The Afro-Colombian music in Palenque can be explored by visiting the popular musician Rafael Cassiani Cassiani (listen here) or by going to the studio of the band Kombilesa Mi. The first one is a great artist of the traditional Son Palenquero genre playing Maríbula (a typical instrument), while the latter developed a new music style, mixing traditional elements with new, and using Spanish as well as Palenquero for their lyrics.


Palenqueros making music


Lumbalú

The Lumbalú is a traditional funeral ritual that is still celebrated in San Basilio de Palenque. If someone passed away within the town, the people believe that the soul of that person will return home during the next 9 days, every day at 6 am and 5.30 pm. So they will be there at these hours holding death watches, singing, and dancing, while they are grieving for that person. The death watchers are usually dressed in white and light a candle for the person who died.

Must-sees and what to do in San Basilio


The statue of Benkos Biohó

In the center of the village, you will find an impressive statue of Benkos Biohó, the founding father of San Basilio. His statue embodies freedom and the opposition to slavery by him breaking his chains and reaching out to his motherland, West Africa.


Statue of Benkos Biohó


Belleza La Reina del Kongo

At this hair salon, you can learn about traditional hairstyles and braids. During the 17th century, it is told that the slaves used hairdos to communicate in Cartagena, braiding escape routes and maps onto their scalp. Furthermore, they used their thick braids to smuggle plant seeds out of Cartagena to cultivate the land near San Basilio.  


Learn Palenquero

Of course you will not be able to speak Palenquero after a day trip - after all, it is a totally distinct language. But we encourage you to get taught at least a few words to appreciate their culture! Asina ria for example means Good Morning.
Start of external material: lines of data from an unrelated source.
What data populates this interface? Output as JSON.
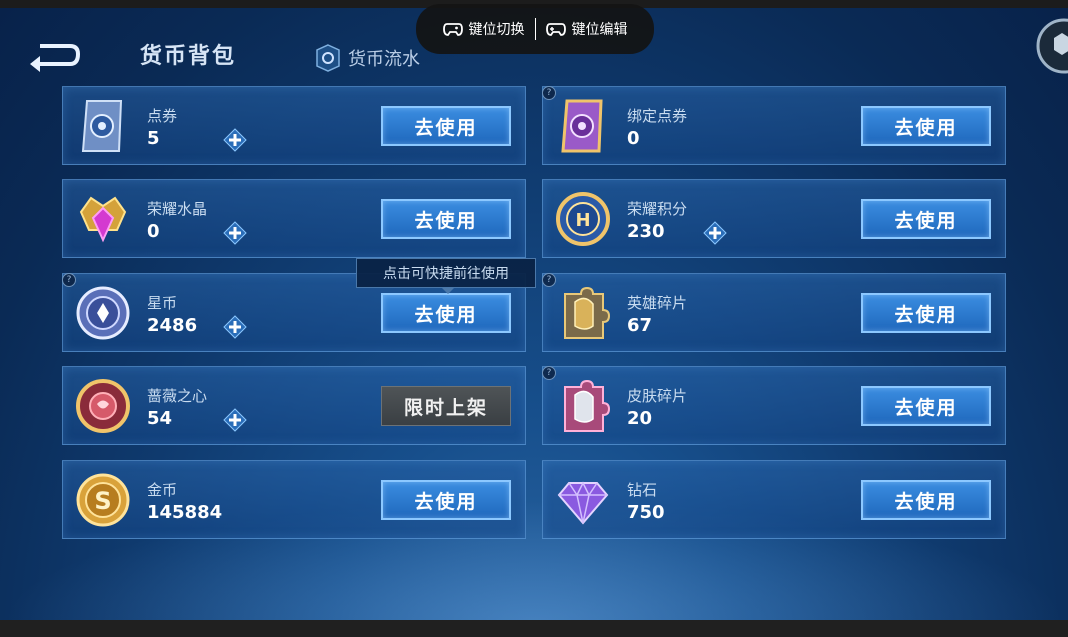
{
  "header": {
    "title": "货币背包",
    "flow_tab": "货币流水"
  },
  "overlay": {
    "switch_label": "键位切换",
    "edit_label": "键位编辑"
  },
  "tooltip": "点击可快捷前往使用",
  "use_label": "去使用",
  "left_cards": [
    {
      "name": "点券",
      "amount": "5",
      "icon": "voucher-icon"
    },
    {
      "name": "荣耀水晶",
      "amount": "0",
      "icon": "glory-crystal-icon"
    },
    {
      "name": "星币",
      "amount": "2486",
      "icon": "star-coin-icon"
    },
    {
      "name": "蔷薇之心",
      "amount": "54",
      "icon": "rose-heart-icon",
      "action": "限时上架"
    },
    {
      "name": "金币",
      "amount": "145884",
      "icon": "gold-coin-icon"
    }
  ],
  "right_cards": [
    {
      "name": "绑定点券",
      "amount": "0",
      "icon": "bound-voucher-icon"
    },
    {
      "name": "荣耀积分",
      "amount": "230",
      "icon": "honor-points-icon"
    },
    {
      "name": "英雄碎片",
      "amount": "67",
      "icon": "hero-fragment-icon"
    },
    {
      "name": "皮肤碎片",
      "amount": "20",
      "icon": "skin-fragment-icon"
    },
    {
      "name": "钻石",
      "amount": "750",
      "icon": "diamond-icon"
    }
  ],
  "help_mark": "?"
}
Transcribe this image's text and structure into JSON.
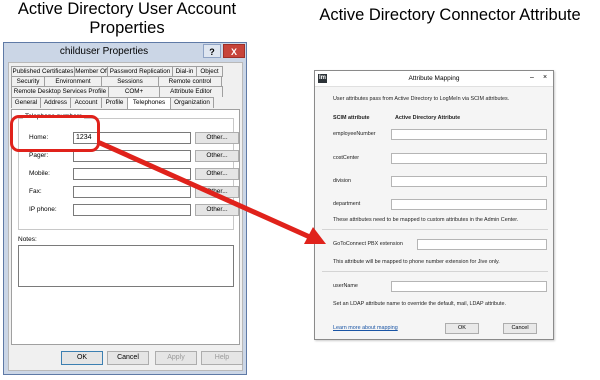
{
  "headings": {
    "left_line1": "Active Directory User Account",
    "left_line2": "Properties",
    "right": "Active Directory Connector Attribute"
  },
  "properties_dialog": {
    "title": "childuser Properties",
    "help_glyph": "?",
    "close_glyph": "X",
    "tabs_row1": [
      "Published Certificates",
      "Member Of",
      "Password Replication",
      "Dial-in",
      "Object"
    ],
    "tabs_row2": [
      "Security",
      "Environment",
      "Sessions",
      "Remote control"
    ],
    "tabs_row3": [
      "Remote Desktop Services Profile",
      "COM+",
      "Attribute Editor"
    ],
    "tabs_row4": [
      "General",
      "Address",
      "Account",
      "Profile",
      "Telephones",
      "Organization"
    ],
    "active_tab": "Telephones",
    "group_label": "Telephone numbers",
    "fields": [
      {
        "label": "Home:",
        "value": "1234",
        "other": "Other..."
      },
      {
        "label": "Pager:",
        "value": "",
        "other": "Other..."
      },
      {
        "label": "Mobile:",
        "value": "",
        "other": "Other..."
      },
      {
        "label": "Fax:",
        "value": "",
        "other": "Other..."
      },
      {
        "label": "IP phone:",
        "value": "",
        "other": "Other..."
      }
    ],
    "notes_label": "Notes:",
    "buttons": {
      "ok": "OK",
      "cancel": "Cancel",
      "apply": "Apply",
      "help": "Help"
    }
  },
  "attribute_mapping": {
    "app_icon": "lm",
    "title": "Attribute Mapping",
    "minimize_glyph": "–",
    "close_glyph": "×",
    "intro": "User attributes pass from Active Directory to LogMeIn via SCIM attributes.",
    "col_scim": "SCIM attribute",
    "col_ad": "Active Directory Attribute",
    "rows": [
      "employeeNumber",
      "costCenter",
      "division",
      "department"
    ],
    "custom_note": "These attributes need to be mapped to custom attributes in the Admin Center.",
    "extension_label": "GoToConnect PBX extension",
    "extension_note": "This attribute will be mapped to phone number extension for Jive only.",
    "username_label": "userName",
    "ldap_note": "Set an LDAP attribute name to override the default, mail, LDAP attribute.",
    "learn_more": "Learn more about mapping",
    "ok": "OK",
    "cancel": "Cancel"
  },
  "colors": {
    "annotation_red": "#e0221b",
    "window_frame": "#cbd6e6",
    "close_red": "#c7443a",
    "link_blue": "#1a55a5"
  }
}
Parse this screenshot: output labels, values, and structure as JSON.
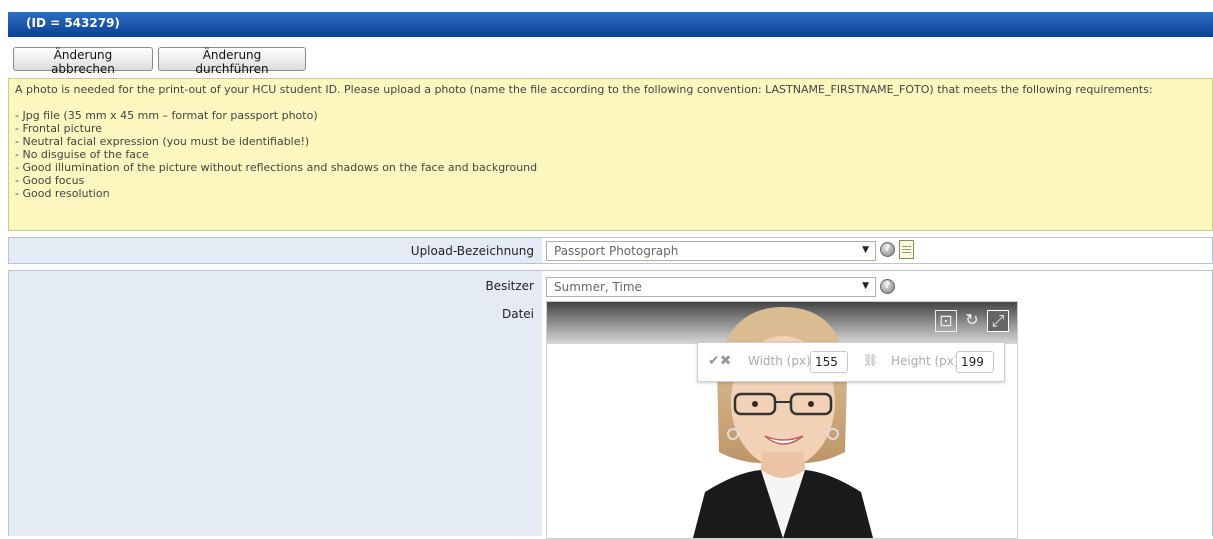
{
  "header": {
    "title": "(ID = 543279)"
  },
  "toolbar": {
    "cancel_label": "Änderung abbrechen",
    "apply_label": "Änderung durchführen"
  },
  "info": {
    "intro": "A photo is needed for the print-out of your HCU student ID. Please upload a photo (name the file according to the following convention: LASTNAME_FIRSTNAME_FOTO) that meets the following requirements:",
    "requirements": [
      "- Jpg file (35 mm x 45 mm – format for passport photo)",
      "- Frontal picture",
      "- Neutral facial expression (you must be identifiable!)",
      "- No disguise of the face",
      "- Good illumination of the picture without reflections and shadows on the face and background",
      "- Good focus",
      "- Good resolution"
    ]
  },
  "form": {
    "upload_label": "Upload-Bezeichnung",
    "upload_value": "Passport Photograph",
    "owner_label": "Besitzer",
    "owner_value": "Summer, Time",
    "file_label": "Datei"
  },
  "image_editor": {
    "tools": [
      "crop-icon",
      "rotate-icon",
      "resize-icon"
    ],
    "width_label": "Width (px)",
    "width_value": "155",
    "height_label": "Height (px)",
    "height_value": "199"
  },
  "colors": {
    "header_blue": "#0a3f98",
    "info_bg": "#fbf7bf",
    "label_bg": "#e5ebf4"
  }
}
A place for foodies

Taste the cuisine in Palenque, which fuses African, Caribbean, European and Latin American ingredients and preparation in a unique way. On a trip to the town, you should not miss this and try some of their delicious dishes. There even exist a cookbook created by a group of Palenqueros containing typical recipes of the Palenquero cuisine. In 2004, this cookbook was recognized as the Best Cookbook in the World by the Gourmand World Cookbook Awards in Beijing. You can download a PDF version of the cookbook here (English available). Their meals typically include fried fish, coconut rice, and mango salsa. You should also try their sweets and desert, for example, Enyucado and Cocada de coco. 


Typical Lunch in San Basilio

Located that closely to Cartagena and being that important for Colombia’s history, visiting San Basilio de Palenque is definitely worth spending a day here. More than that, you will once again experience Colombia’s cultural diversity. If you want to go on a relaxed trip, without worrying about transportation and missing out on anything, you can also go on a tour to San Basilio de Palenque with us, having a local guide, getting to know the history and the culture of this stunning town in detail.







Sources:
https://www.semana.com/especiales/articulo/marzo-1621-brla-muerte-del-rey-negro/65762-3
https://theculturetrip.com/south-america/colombia/articles/a-brief-history-of-san-basilio-de-palenque-cartagena/
https://www.colombia.co/en/colombia-country/environment/caribbean-region/san-basilio-de-palenque-first-free-town-africans-americas/
https://www.elcolombiano.com/blogs/eshoradeviajar/como-llegar-a-san-basilio-de-palenque-el-ultimo-poblado-que-recuerda-la-llegada-de-los-africanos-a-america/218